[Start of section]

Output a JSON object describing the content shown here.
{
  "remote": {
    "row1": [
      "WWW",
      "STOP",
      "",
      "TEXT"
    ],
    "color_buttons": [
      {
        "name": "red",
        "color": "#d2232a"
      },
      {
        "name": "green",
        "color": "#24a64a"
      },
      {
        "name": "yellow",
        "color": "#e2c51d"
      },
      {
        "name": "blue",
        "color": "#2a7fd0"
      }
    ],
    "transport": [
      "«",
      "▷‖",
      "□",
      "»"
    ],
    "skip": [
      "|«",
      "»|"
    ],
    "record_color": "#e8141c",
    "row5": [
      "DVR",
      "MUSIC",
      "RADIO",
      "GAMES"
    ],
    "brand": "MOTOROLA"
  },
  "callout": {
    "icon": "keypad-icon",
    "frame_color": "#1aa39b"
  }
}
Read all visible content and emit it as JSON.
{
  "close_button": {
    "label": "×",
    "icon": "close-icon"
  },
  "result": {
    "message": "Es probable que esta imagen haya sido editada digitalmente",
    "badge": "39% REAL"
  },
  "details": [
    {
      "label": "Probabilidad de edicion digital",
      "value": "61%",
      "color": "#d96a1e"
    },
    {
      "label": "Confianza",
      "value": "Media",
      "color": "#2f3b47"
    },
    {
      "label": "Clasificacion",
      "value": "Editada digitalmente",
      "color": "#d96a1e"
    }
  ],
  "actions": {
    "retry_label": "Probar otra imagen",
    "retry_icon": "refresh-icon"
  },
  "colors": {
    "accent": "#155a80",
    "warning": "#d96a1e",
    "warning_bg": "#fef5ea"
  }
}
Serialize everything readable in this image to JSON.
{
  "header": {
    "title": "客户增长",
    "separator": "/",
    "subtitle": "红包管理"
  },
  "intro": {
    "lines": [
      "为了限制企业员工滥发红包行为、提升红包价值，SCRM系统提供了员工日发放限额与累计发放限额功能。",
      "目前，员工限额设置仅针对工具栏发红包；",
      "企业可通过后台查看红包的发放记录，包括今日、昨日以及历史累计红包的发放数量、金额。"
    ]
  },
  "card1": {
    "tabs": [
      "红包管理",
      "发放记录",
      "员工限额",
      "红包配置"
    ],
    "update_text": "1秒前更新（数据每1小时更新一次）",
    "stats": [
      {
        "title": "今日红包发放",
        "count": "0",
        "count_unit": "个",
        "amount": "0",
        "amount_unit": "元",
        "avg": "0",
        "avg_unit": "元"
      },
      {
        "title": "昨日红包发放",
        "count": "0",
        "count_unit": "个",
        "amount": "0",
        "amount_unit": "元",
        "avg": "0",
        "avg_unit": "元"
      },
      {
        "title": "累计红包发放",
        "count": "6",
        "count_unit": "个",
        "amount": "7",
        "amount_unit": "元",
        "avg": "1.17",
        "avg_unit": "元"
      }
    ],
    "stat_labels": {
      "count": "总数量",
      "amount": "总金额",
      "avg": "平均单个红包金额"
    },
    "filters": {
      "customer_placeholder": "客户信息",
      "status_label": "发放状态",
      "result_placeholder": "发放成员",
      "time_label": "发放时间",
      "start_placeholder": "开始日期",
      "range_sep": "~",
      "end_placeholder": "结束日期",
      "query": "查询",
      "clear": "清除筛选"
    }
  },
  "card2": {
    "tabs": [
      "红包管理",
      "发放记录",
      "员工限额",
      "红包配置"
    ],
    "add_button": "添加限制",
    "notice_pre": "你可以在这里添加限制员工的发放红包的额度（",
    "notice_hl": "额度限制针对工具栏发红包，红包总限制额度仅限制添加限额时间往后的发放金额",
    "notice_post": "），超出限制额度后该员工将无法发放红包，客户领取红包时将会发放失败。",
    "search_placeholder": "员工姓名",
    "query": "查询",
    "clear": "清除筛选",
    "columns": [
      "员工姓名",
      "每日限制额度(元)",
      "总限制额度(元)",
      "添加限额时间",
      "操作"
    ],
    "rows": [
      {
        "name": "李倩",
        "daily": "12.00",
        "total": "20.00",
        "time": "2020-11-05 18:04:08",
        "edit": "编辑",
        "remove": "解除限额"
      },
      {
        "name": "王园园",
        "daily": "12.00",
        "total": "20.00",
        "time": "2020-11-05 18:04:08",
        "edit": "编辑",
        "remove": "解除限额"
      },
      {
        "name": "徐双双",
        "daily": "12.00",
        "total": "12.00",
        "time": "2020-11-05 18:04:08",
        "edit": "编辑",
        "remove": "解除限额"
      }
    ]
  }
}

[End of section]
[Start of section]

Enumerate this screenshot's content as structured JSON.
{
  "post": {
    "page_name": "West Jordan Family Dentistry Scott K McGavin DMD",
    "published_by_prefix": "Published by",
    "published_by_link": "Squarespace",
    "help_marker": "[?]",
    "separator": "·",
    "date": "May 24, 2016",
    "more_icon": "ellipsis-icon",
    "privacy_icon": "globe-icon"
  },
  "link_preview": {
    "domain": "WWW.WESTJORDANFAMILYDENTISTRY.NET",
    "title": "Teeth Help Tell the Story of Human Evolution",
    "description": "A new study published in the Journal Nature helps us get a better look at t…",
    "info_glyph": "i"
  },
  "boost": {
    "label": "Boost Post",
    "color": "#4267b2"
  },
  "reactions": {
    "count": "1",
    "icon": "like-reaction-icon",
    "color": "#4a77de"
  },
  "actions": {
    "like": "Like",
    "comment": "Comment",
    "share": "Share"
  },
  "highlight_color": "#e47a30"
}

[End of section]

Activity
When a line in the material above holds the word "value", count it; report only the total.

Response box
3